The fire engine used by Labour's Napier candidate, Stuart Nash, is the latest political prop to come under attack from vandals.
Candidates are used to their billboards being attacked and say the current round of vandalism appears to be the work of people "with nothing better to do" rather than political opponents.
Mr Nash said his fire engine was spray-painted with profanities on Tuesday night.
"I've just been down to the guys who do all our sign-writing and they gave me some of the sort of [paint removal] stuff that melts metal and I managed to get it off but it's very disappointing because none of us have time for this," he said.
"I know it's not the Nats doing this and the Nats know it's not Labour [vandalising their signs]. It's just hoons with nothing better to do." He said National and Labour's Napier campaign teams had an agreement to let each other know when they spotted damaged signs, because neither wanted to make the "visual pollution" of campaign hoardings appear worse than it needed to.
National Tukituki MP Craig Foss said while some attacks against his signs in past campaigns had been politically motivated "mostly it's incompetent fools with nothing better to do".
National's Napier candidate, Wayne Walford, said his signage had been attacked and his campaign team worked hard to remove graffiti as soon as possible.
The fact that fences and letterboxes in the vicinity of signs were spray-painted at the same time suggested "it's just people wandering around with a spray can and not very much to do," he said.
"I don't think it's a targeted campaign, I think it's just opportunists with a spray can."
Tukituki Labour candidate Anna Lorck said she had only had one sign defaced so far and she had been able to clean it up with turpentine.
Same again, says council, on election hoardings
The Hastings District Council is sticking to the same campaign billboard rules it applied at the last election - despite a short-lived attempt to cut back the amount of political signage in the district this time around, Mayor Lawrence Yule says.
Labour's Tukituki candidate, Anna Lorck, said she took down one of her hoardings in Havelock Rd yesterday after being told it breached council rules restricting the total area for signage allowed on a single property.
The call came after council staff had been out measuring signs.
But Ms Lorck was back at the site putting the sign up again last night after Mr Yule confirmed the district would be consistent with the policy it applied in the 2011 general election and again during last year's local government elections.

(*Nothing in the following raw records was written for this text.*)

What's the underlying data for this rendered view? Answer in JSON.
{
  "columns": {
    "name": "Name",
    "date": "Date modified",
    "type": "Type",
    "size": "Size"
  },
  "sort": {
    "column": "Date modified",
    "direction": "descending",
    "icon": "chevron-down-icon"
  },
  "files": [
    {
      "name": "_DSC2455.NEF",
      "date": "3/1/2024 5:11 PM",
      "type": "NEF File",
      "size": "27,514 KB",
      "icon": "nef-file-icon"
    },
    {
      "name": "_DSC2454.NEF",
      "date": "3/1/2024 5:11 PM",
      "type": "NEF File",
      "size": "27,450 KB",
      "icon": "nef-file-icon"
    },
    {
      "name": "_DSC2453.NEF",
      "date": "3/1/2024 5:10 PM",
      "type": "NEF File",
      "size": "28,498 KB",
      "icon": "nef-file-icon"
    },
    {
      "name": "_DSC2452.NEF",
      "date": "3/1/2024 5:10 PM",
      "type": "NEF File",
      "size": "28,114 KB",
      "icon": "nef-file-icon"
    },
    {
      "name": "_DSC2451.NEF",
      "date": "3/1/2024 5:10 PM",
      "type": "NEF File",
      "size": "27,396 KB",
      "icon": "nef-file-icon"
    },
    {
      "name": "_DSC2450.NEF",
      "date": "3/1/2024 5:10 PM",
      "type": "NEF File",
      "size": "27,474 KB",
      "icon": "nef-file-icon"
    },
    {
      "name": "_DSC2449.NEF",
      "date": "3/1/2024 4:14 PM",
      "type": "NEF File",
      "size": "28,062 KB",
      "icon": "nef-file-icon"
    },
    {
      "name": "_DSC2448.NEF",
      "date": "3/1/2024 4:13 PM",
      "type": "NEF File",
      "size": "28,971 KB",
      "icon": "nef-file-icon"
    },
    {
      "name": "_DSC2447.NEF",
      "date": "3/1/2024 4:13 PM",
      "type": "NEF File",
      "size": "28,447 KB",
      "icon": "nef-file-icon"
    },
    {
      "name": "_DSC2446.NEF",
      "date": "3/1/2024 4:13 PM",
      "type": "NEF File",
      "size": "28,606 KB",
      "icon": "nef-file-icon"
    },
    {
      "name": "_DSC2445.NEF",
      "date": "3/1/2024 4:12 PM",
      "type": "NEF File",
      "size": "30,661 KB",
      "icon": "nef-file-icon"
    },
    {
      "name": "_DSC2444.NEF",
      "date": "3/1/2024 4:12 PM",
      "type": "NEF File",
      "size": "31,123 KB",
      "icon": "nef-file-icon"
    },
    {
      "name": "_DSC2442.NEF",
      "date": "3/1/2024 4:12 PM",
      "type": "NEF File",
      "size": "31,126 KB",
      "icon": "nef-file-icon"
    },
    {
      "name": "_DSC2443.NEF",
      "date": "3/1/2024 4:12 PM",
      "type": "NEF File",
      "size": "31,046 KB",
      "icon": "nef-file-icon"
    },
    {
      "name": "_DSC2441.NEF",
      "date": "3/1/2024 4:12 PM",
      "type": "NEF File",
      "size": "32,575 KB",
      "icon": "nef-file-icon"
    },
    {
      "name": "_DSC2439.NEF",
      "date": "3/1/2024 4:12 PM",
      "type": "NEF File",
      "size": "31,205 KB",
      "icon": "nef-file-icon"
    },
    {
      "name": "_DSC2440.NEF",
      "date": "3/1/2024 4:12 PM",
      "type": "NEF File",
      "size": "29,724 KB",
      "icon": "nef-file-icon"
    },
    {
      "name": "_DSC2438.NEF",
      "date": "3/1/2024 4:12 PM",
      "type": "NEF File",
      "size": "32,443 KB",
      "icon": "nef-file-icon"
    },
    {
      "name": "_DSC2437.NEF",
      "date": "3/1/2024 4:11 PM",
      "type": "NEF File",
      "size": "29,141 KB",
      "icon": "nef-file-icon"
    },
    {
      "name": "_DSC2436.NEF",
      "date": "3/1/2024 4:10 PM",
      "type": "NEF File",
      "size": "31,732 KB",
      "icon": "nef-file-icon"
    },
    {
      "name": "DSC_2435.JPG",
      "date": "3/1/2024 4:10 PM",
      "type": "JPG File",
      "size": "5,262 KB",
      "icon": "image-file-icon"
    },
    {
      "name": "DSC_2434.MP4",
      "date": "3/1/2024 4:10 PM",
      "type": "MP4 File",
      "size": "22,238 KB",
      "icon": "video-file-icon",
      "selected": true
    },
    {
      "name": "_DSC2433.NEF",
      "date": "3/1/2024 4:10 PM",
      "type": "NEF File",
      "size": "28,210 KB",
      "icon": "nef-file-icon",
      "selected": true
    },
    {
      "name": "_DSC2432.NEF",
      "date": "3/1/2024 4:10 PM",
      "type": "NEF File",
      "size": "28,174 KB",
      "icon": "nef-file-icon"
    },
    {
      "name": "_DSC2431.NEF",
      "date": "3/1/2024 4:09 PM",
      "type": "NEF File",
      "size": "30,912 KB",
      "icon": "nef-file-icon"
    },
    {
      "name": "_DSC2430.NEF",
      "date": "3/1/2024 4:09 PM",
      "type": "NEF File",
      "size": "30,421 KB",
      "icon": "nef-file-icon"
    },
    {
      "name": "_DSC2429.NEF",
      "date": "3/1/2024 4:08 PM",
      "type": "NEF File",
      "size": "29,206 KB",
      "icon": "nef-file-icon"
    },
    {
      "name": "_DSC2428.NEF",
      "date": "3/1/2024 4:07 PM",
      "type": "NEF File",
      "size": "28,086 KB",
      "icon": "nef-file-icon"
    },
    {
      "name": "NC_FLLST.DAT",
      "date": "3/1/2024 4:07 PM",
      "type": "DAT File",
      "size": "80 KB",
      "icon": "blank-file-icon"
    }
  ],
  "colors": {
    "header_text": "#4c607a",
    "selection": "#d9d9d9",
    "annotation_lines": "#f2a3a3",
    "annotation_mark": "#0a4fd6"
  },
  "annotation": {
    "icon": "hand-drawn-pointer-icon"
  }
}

The Hastings district plan stipulates that only three square metres of signage, visible in any one direction, is permitted per property during an election campaign, but over the past three years that rule had been interpreted as meaning three square metres per candidate, Mr Yule said.
The "per candidate" dispensation would be applied again this year on the basis that the rules were due to be reviewed in the near future, he said.
"We're giving that dispensation because that's what we did at the last central government election and at last year's local government election. [The dispensation is] on the basis that the signage rules are being reviewed in hearings for our district plan later this year.
"Generally we want to adopt a pretty liberal approach to election signage on the basis that it is part of democracy, they are only up for a three-month period and it is easy for the council to get embroiled in political conflict when we've actually got better things to do with our time."
Ms Lorck said the council had found a "reasoned way" through the issue.
Her political rival in Tukituki, National MP Craig Foss, agreed with Mr Yule's observation that councils had better things to do.
"Hastings District Council have certainly got their clipboards and tape measures out and are working hard. They are entitled to do that although it does seem a wee bit curious," he said.
"Once everything settles down I may make a submission to the rules reduction taskforce announced by [Local Government Minister] Paula Bennett yesterday.
"The rules are the rules and I don't think anyone goes out deliberately to break any rules - but sometimes they are hard to interpret."